Extracted records:
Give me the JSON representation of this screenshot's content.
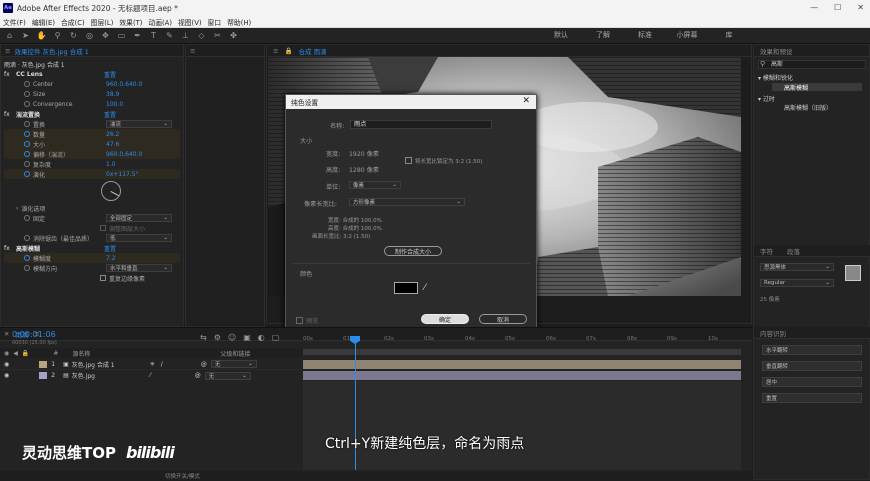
{
  "window": {
    "title": "Adobe After Effects 2020 - 无标题项目.aep *",
    "minimize": "—",
    "maximize": "☐",
    "close": "✕"
  },
  "menu": [
    "文件(F)",
    "编辑(E)",
    "合成(C)",
    "图层(L)",
    "效果(T)",
    "动画(A)",
    "视图(V)",
    "窗口",
    "帮助(H)"
  ],
  "workspaces": [
    "默认",
    "了解",
    "标准",
    "小屏幕",
    "库"
  ],
  "effects_panel": {
    "tab": "效果控件 灰色.jpg 合成 1",
    "breadcrumb": "雨滴 · 灰色.jpg 合成 1",
    "cc_lens": {
      "name": "CC Lens",
      "reset": "重置",
      "center_label": "Center",
      "center_value": "960.0,640.0",
      "size_label": "Size",
      "size_value": "38.9",
      "convergence_label": "Convergence",
      "convergence_value": "100.0"
    },
    "turbulent": {
      "name": "湍流置换",
      "reset": "重置",
      "displace_label": "置换",
      "displace_value": "湍流",
      "amount_label": "数量",
      "amount_value": "26.2",
      "size_label": "大小",
      "size_value": "47.6",
      "offset_label": "偏移（湍流）",
      "offset_value": "960.0,640.0",
      "complexity_label": "复杂度",
      "complexity_value": "1.0",
      "evolution_label": "演化",
      "evolution_value": "0x+117.5°",
      "evolution_options": "演化选项",
      "pin_label": "固定",
      "pin_value": "全部固定",
      "resize_label": "调整图层大小",
      "antialias_label": "消除锯齿（最佳品质）",
      "antialias_value": "低"
    },
    "blur": {
      "name": "高斯模糊",
      "reset": "重置",
      "blurriness_label": "模糊度",
      "blurriness_value": "7.2",
      "dimension_label": "模糊方向",
      "dimension_value": "水平和垂直",
      "repeat_label": "重复边缘像素"
    }
  },
  "comp_panel": {
    "tab": "合成 雨滴"
  },
  "dialog": {
    "title": "纯色设置",
    "name_label": "名称:",
    "name_value": "雨点",
    "size_section": "大小",
    "width_label": "宽度:",
    "width_value": "1920 像素",
    "height_label": "高度:",
    "height_value": "1280 像素",
    "lock_label": "将长宽比锁定为 3:2 (1.50)",
    "unit_label": "单位:",
    "unit_value": "像素",
    "pixel_aspect_label": "像素长宽比:",
    "pixel_aspect_value": "方形像素",
    "info_width": "宽度: 合成的 100.0%",
    "info_height": "高度: 合成的 100.0%",
    "info_aspect": "画面长宽比: 3:2 (1.50)",
    "make_comp_size": "制作合成大小",
    "color_section": "颜色",
    "color_value": "#000000",
    "preview_label": "预览",
    "ok": "确定",
    "cancel": "取消"
  },
  "timeline": {
    "tab": "雨滴",
    "timecode": "0:00:01:06",
    "fps": "00030 (25.00 fps)",
    "source_header": "源名称",
    "parent_header": "父级和链接",
    "layers": [
      {
        "num": "1",
        "name": "灰色.jpg 合成 1",
        "parent": "无",
        "color": "#b5a57a"
      },
      {
        "num": "2",
        "name": "灰色.jpg",
        "parent": "无",
        "color": "#a7a0c8"
      }
    ],
    "ruler": [
      "00s",
      "01s",
      "02s",
      "03s",
      "04s",
      "05s",
      "06s",
      "07s",
      "08s",
      "09s",
      "10s"
    ],
    "toggle_label": "切换开关/模式"
  },
  "right_panel": {
    "effects_tab": "效果和预设",
    "search": "高斯",
    "group1": "▾ 模糊和锐化",
    "item1": "高斯模糊",
    "group2": "▾ 过时",
    "item2": "高斯模糊（旧版）",
    "text_tab": "字符",
    "align_tab": "段落",
    "font_value": "思源黑体",
    "style_value": "Regular",
    "tracking": "25 像素",
    "preview_tab": "内容识别",
    "right_btns": [
      "水平翻转",
      "垂直翻转",
      "居中",
      "重置"
    ]
  },
  "subtitle": "Ctrl+Y新建纯色层，命名为雨点",
  "watermark": {
    "brand": "灵动思维TOP",
    "site": "bilibili"
  }
}
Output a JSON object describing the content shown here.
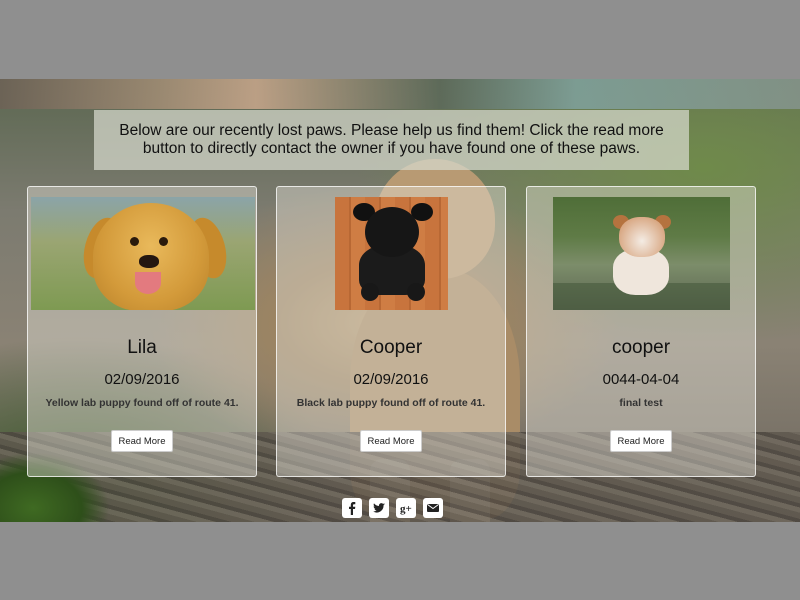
{
  "banner": {
    "text": "Below are our recently lost paws. Please help us find them! Click the read more button to directly contact the owner if you have found one of these paws."
  },
  "cards": [
    {
      "name": "Lila",
      "date": "02/09/2016",
      "description": "Yellow lab puppy found off of route 41.",
      "button": "Read More"
    },
    {
      "name": "Cooper",
      "date": "02/09/2016",
      "description": "Black lab puppy found off of route 41.",
      "button": "Read More"
    },
    {
      "name": "cooper",
      "date": "0044-04-04",
      "description": "final test",
      "button": "Read More"
    }
  ],
  "social": {
    "icons": [
      "facebook-icon",
      "twitter-icon",
      "google-plus-icon",
      "email-icon"
    ]
  }
}
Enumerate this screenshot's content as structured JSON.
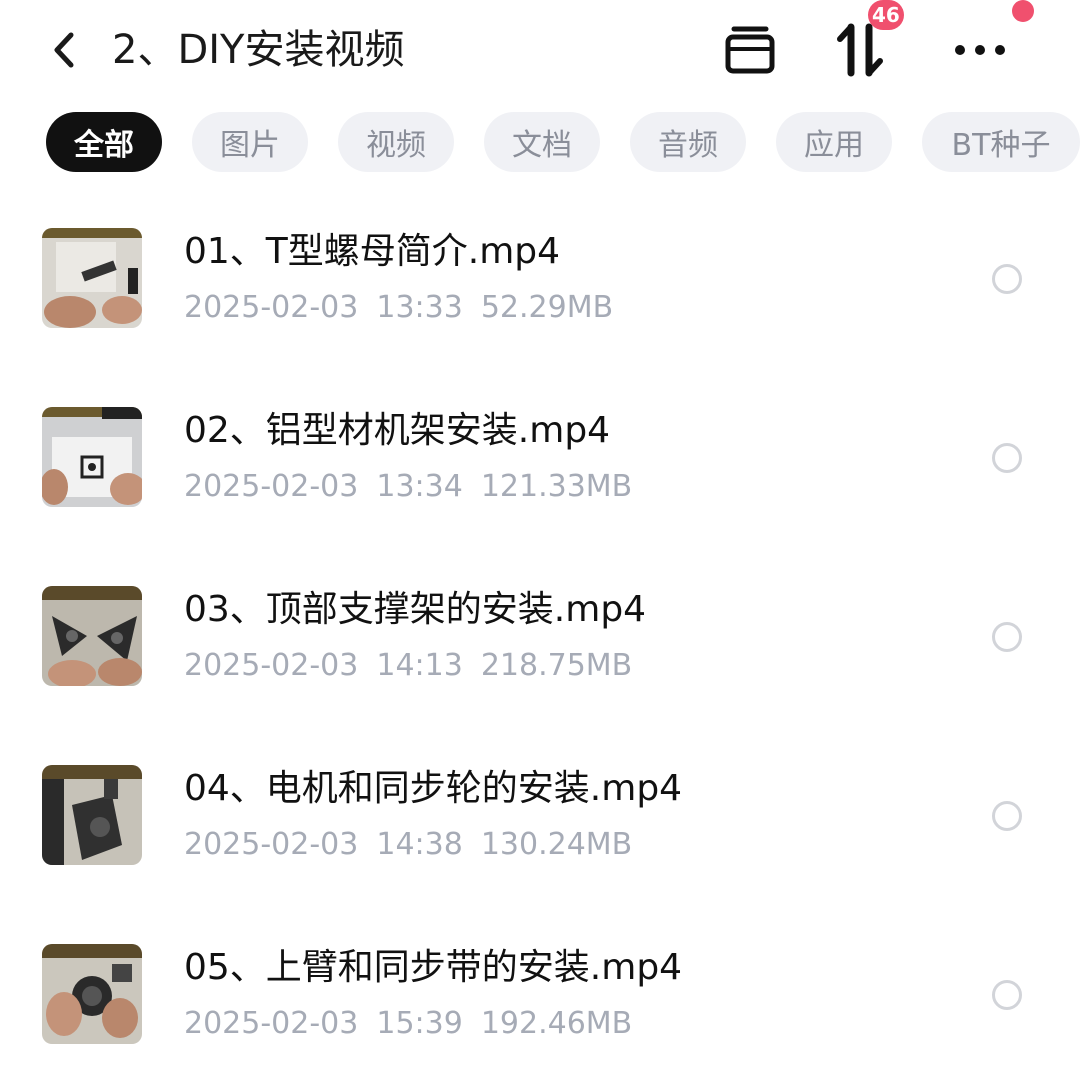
{
  "header": {
    "title": "2、DIY安装视频",
    "badge_count": "46",
    "icons": [
      "back-chevron-icon",
      "archive-box-icon",
      "sort-arrows-icon",
      "more-dots-icon"
    ]
  },
  "tabs": [
    {
      "label": "全部",
      "active": true
    },
    {
      "label": "图片",
      "active": false
    },
    {
      "label": "视频",
      "active": false
    },
    {
      "label": "文档",
      "active": false
    },
    {
      "label": "音频",
      "active": false
    },
    {
      "label": "应用",
      "active": false
    },
    {
      "label": "BT种子",
      "active": false
    }
  ],
  "files": [
    {
      "name": "01、T型螺母简介.mp4",
      "date": "2025-02-03",
      "time": "13:33",
      "size": "52.29MB",
      "selected": false
    },
    {
      "name": "02、铝型材机架安装.mp4",
      "date": "2025-02-03",
      "time": "13:34",
      "size": "121.33MB",
      "selected": false
    },
    {
      "name": "03、顶部支撑架的安装.mp4",
      "date": "2025-02-03",
      "time": "14:13",
      "size": "218.75MB",
      "selected": false
    },
    {
      "name": "04、电机和同步轮的安装.mp4",
      "date": "2025-02-03",
      "time": "14:38",
      "size": "130.24MB",
      "selected": false
    },
    {
      "name": "05、上臂和同步带的安装.mp4",
      "date": "2025-02-03",
      "time": "15:39",
      "size": "192.46MB",
      "selected": false
    }
  ],
  "colors": {
    "accent_badge": "#f0506e",
    "tab_active_bg": "#111111",
    "tab_bg": "#f0f1f5",
    "meta_text": "#a6abb6"
  }
}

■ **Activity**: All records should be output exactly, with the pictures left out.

■ **Output of the task**:
Give me the JSON representation of this screenshot's content.
{
  "window": {
    "title": "Adobe After Effects 2020 - 无标题项目.aep *",
    "minimize": "—",
    "maximize": "☐",
    "close": "✕"
  },
  "menu": [
    "文件(F)",
    "编辑(E)",
    "合成(C)",
    "图层(L)",
    "效果(T)",
    "动画(A)",
    "视图(V)",
    "窗口",
    "帮助(H)"
  ],
  "workspaces": [
    "默认",
    "了解",
    "标准",
    "小屏幕",
    "库"
  ],
  "effects_panel": {
    "tab": "效果控件 灰色.jpg 合成 1",
    "breadcrumb": "雨滴 · 灰色.jpg 合成 1",
    "cc_lens": {
      "name": "CC Lens",
      "reset": "重置",
      "center_label": "Center",
      "center_value": "960.0,640.0",
      "size_label": "Size",
      "size_value": "38.9",
      "convergence_label": "Convergence",
      "convergence_value": "100.0"
    },
    "turbulent": {
      "name": "湍流置换",
      "reset": "重置",
      "displace_label": "置换",
      "displace_value": "湍流",
      "amount_label": "数量",
      "amount_value": "26.2",
      "size_label": "大小",
      "size_value": "47.6",
      "offset_label": "偏移（湍流）",
      "offset_value": "960.0,640.0",
      "complexity_label": "复杂度",
      "complexity_value": "1.0",
      "evolution_label": "演化",
      "evolution_value": "0x+117.5°",
      "evolution_options": "演化选项",
      "pin_label": "固定",
      "pin_value": "全部固定",
      "resize_label": "调整图层大小",
      "antialias_label": "消除锯齿（最佳品质）",
      "antialias_value": "低"
    },
    "blur": {
      "name": "高斯模糊",
      "reset": "重置",
      "blurriness_label": "模糊度",
      "blurriness_value": "7.2",
      "dimension_label": "模糊方向",
      "dimension_value": "水平和垂直",
      "repeat_label": "重复边缘像素"
    }
  },
  "comp_panel": {
    "tab": "合成 雨滴"
  },
  "dialog": {
    "title": "纯色设置",
    "name_label": "名称:",
    "name_value": "雨点",
    "size_section": "大小",
    "width_label": "宽度:",
    "width_value": "1920 像素",
    "height_label": "高度:",
    "height_value": "1280 像素",
    "lock_label": "将长宽比锁定为 3:2 (1.50)",
    "unit_label": "单位:",
    "unit_value": "像素",
    "pixel_aspect_label": "像素长宽比:",
    "pixel_aspect_value": "方形像素",
    "info_width": "宽度: 合成的 100.0%",
    "info_height": "高度: 合成的 100.0%",
    "info_aspect": "画面长宽比: 3:2 (1.50)",
    "make_comp_size": "制作合成大小",
    "color_section": "颜色",
    "color_value": "#000000",
    "preview_label": "预览",
    "ok": "确定",
    "cancel": "取消"
  },
  "timeline": {
    "tab": "雨滴",
    "timecode": "0:00:01:06",
    "fps": "00030 (25.00 fps)",
    "source_header": "源名称",
    "parent_header": "父级和链接",
    "layers": [
      {
        "num": "1",
        "name": "灰色.jpg 合成 1",
        "parent": "无",
        "color": "#b5a57a"
      },
      {
        "num": "2",
        "name": "灰色.jpg",
        "parent": "无",
        "color": "#a7a0c8"
      }
    ],
    "ruler": [
      "00s",
      "01s",
      "02s",
      "03s",
      "04s",
      "05s",
      "06s",
      "07s",
      "08s",
      "09s",
      "10s"
    ],
    "toggle_label": "切换开关/模式"
  },
  "right_panel": {
    "effects_tab": "效果和预设",
    "search": "高斯",
    "group1": "▾ 模糊和锐化",
    "item1": "高斯模糊",
    "group2": "▾ 过时",
    "item2": "高斯模糊（旧版）",
    "text_tab": "字符",
    "align_tab": "段落",
    "font_value": "思源黑体",
    "style_value": "Regular",
    "tracking": "25 像素",
    "preview_tab": "内容识别",
    "right_btns": [
      "水平翻转",
      "垂直翻转",
      "居中",
      "重置"
    ]
  },
  "subtitle": "Ctrl+Y新建纯色层，命名为雨点",
  "watermark": {
    "brand": "灵动思维TOP",
    "site": "bilibili"
  }
}
Output a JSON object describing the content shown here.
{
  "banner": {
    "text": "Below are our recently lost paws. Please help us find them! Click the read more button to directly contact the owner if you have found one of these paws."
  },
  "cards": [
    {
      "name": "Lila",
      "date": "02/09/2016",
      "description": "Yellow lab puppy found off of route 41.",
      "button": "Read More"
    },
    {
      "name": "Cooper",
      "date": "02/09/2016",
      "description": "Black lab puppy found off of route 41.",
      "button": "Read More"
    },
    {
      "name": "cooper",
      "date": "0044-04-04",
      "description": "final test",
      "button": "Read More"
    }
  ],
  "social": {
    "icons": [
      "facebook-icon",
      "twitter-icon",
      "google-plus-icon",
      "email-icon"
    ]
  }
}
Enumerate this screenshot's content as structured JSON.
{
  "header": {
    "title": "2、DIY安装视频",
    "badge_count": "46",
    "icons": [
      "back-chevron-icon",
      "archive-box-icon",
      "sort-arrows-icon",
      "more-dots-icon"
    ]
  },
  "tabs": [
    {
      "label": "全部",
      "active": true
    },
    {
      "label": "图片",
      "active": false
    },
    {
      "label": "视频",
      "active": false
    },
    {
      "label": "文档",
      "active": false
    },
    {
      "label": "音频",
      "active": false
    },
    {
      "label": "应用",
      "active": false
    },
    {
      "label": "BT种子",
      "active": false
    }
  ],
  "files": [
    {
      "name": "01、T型螺母简介.mp4",
      "date": "2025-02-03",
      "time": "13:33",
      "size": "52.29MB",
      "selected": false
    },
    {
      "name": "02、铝型材机架安装.mp4",
      "date": "2025-02-03",
      "time": "13:34",
      "size": "121.33MB",
      "selected": false
    },
    {
      "name": "03、顶部支撑架的安装.mp4",
      "date": "2025-02-03",
      "time": "14:13",
      "size": "218.75MB",
      "selected": false
    },
    {
      "name": "04、电机和同步轮的安装.mp4",
      "date": "2025-02-03",
      "time": "14:38",
      "size": "130.24MB",
      "selected": false
    },
    {
      "name": "05、上臂和同步带的安装.mp4",
      "date": "2025-02-03",
      "time": "15:39",
      "size": "192.46MB",
      "selected": false
    }
  ],
  "colors": {
    "accent_badge": "#f0506e",
    "tab_active_bg": "#111111",
    "tab_bg": "#f0f1f5",
    "meta_text": "#a6abb6"
  }
}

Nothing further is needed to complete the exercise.